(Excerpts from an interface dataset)

Segment Open

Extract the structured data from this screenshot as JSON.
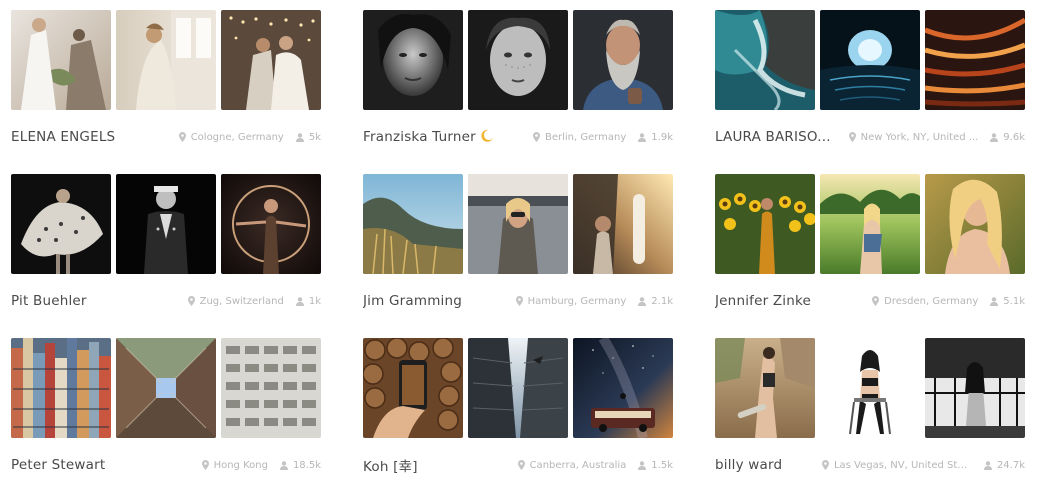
{
  "colors": {
    "name_text": "#4a4a4a",
    "meta_text": "#b6b6b6"
  },
  "icons": {
    "location": "map-pin-icon",
    "followers": "user-icon",
    "emoji": "crescent-moon-icon"
  },
  "photographers": [
    {
      "name": "ELENA ENGELS",
      "location": "Cologne, Germany",
      "followers": "5k",
      "photos": [
        "wedding bride in white dress with bouquet",
        "bride by window with lace veil",
        "couple kissing under string lights"
      ]
    },
    {
      "name": "Franziska Turner",
      "emoji": "🌙",
      "location": "Berlin, Germany",
      "followers": "1.9k",
      "photos": [
        "black and white portrait of woman",
        "black and white freckled woman portrait",
        "bearded man in denim jacket"
      ]
    },
    {
      "name": "LAURA BARISO...",
      "location": "New York, NY, United ...",
      "followers": "9.6k",
      "photos": [
        "aerial ocean waves on rocks",
        "sea cave with blue light",
        "orange light trails long exposure"
      ]
    },
    {
      "name": "Pit Buehler",
      "location": "Zug, Switzerland",
      "followers": "1k",
      "photos": [
        "dancer in swirling fabric",
        "man in suit and cap black and white",
        "woman with hoop in dark studio"
      ]
    },
    {
      "name": "Jim Gramming",
      "location": "Hamburg, Germany",
      "followers": "2.1k",
      "photos": [
        "mountain cliffs with golden grass",
        "woman under car hatch",
        "surfboard and van at sunset"
      ]
    },
    {
      "name": "Jennifer Zinke",
      "location": "Dresden, Germany",
      "followers": "5.1k",
      "photos": [
        "woman in sunflower field",
        "woman in green meadow",
        "blonde woman in golden light"
      ]
    },
    {
      "name": "Peter Stewart",
      "location": "Hong Kong",
      "followers": "18.5k",
      "photos": [
        "dense colorful city buildings",
        "looking up between buildings",
        "facade of repeating windows"
      ]
    },
    {
      "name": "Koh [幸]",
      "location": "Canberra, Australia",
      "followers": "1.5k",
      "photos": [
        "phone held over firewood",
        "under a bridge looking up",
        "van under starry night sky"
      ]
    },
    {
      "name": "billy ward",
      "location": "Las Vegas, NV, United States",
      "followers": "24.7k",
      "photos": [
        "woman with skateboard on street",
        "woman in heels on chair",
        "black and white woman by railing"
      ]
    }
  ]
}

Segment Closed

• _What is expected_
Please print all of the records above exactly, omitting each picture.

• _Response area_
Extract the structured data from this screenshot as JSON.
{
  "colors": {
    "name_text": "#4a4a4a",
    "meta_text": "#b6b6b6"
  },
  "icons": {
    "location": "map-pin-icon",
    "followers": "user-icon",
    "emoji": "crescent-moon-icon"
  },
  "photographers": [
    {
      "name": "ELENA ENGELS",
      "location": "Cologne, Germany",
      "followers": "5k",
      "photos": [
        "wedding bride in white dress with bouquet",
        "bride by window with lace veil",
        "couple kissing under string lights"
      ]
    },
    {
      "name": "Franziska Turner",
      "emoji": "🌙",
      "location": "Berlin, Germany",
      "followers": "1.9k",
      "photos": [
        "black and white portrait of woman",
        "black and white freckled woman portrait",
        "bearded man in denim jacket"
      ]
    },
    {
      "name": "LAURA BARISO...",
      "location": "New York, NY, United ...",
      "followers": "9.6k",
      "photos": [
        "aerial ocean waves on rocks",
        "sea cave with blue light",
        "orange light trails long exposure"
      ]
    },
    {
      "name": "Pit Buehler",
      "location": "Zug, Switzerland",
      "followers": "1k",
      "photos": [
        "dancer in swirling fabric",
        "man in suit and cap black and white",
        "woman with hoop in dark studio"
      ]
    },
    {
      "name": "Jim Gramming",
      "location": "Hamburg, Germany",
      "followers": "2.1k",
      "photos": [
        "mountain cliffs with golden grass",
        "woman under car hatch",
        "surfboard and van at sunset"
      ]
    },
    {
      "name": "Jennifer Zinke",
      "location": "Dresden, Germany",
      "followers": "5.1k",
      "photos": [
        "woman in sunflower field",
        "woman in green meadow",
        "blonde woman in golden light"
      ]
    },
    {
      "name": "Peter Stewart",
      "location": "Hong Kong",
      "followers": "18.5k",
      "photos": [
        "dense colorful city buildings",
        "looking up between buildings",
        "facade of repeating windows"
      ]
    },
    {
      "name": "Koh [幸]",
      "location": "Canberra, Australia",
      "followers": "1.5k",
      "photos": [
        "phone held over firewood",
        "under a bridge looking up",
        "van under starry night sky"
      ]
    },
    {
      "name": "billy ward",
      "location": "Las Vegas, NV, United States",
      "followers": "24.7k",
      "photos": [
        "woman with skateboard on street",
        "woman in heels on chair",
        "black and white woman by railing"
      ]
    }
  ]
}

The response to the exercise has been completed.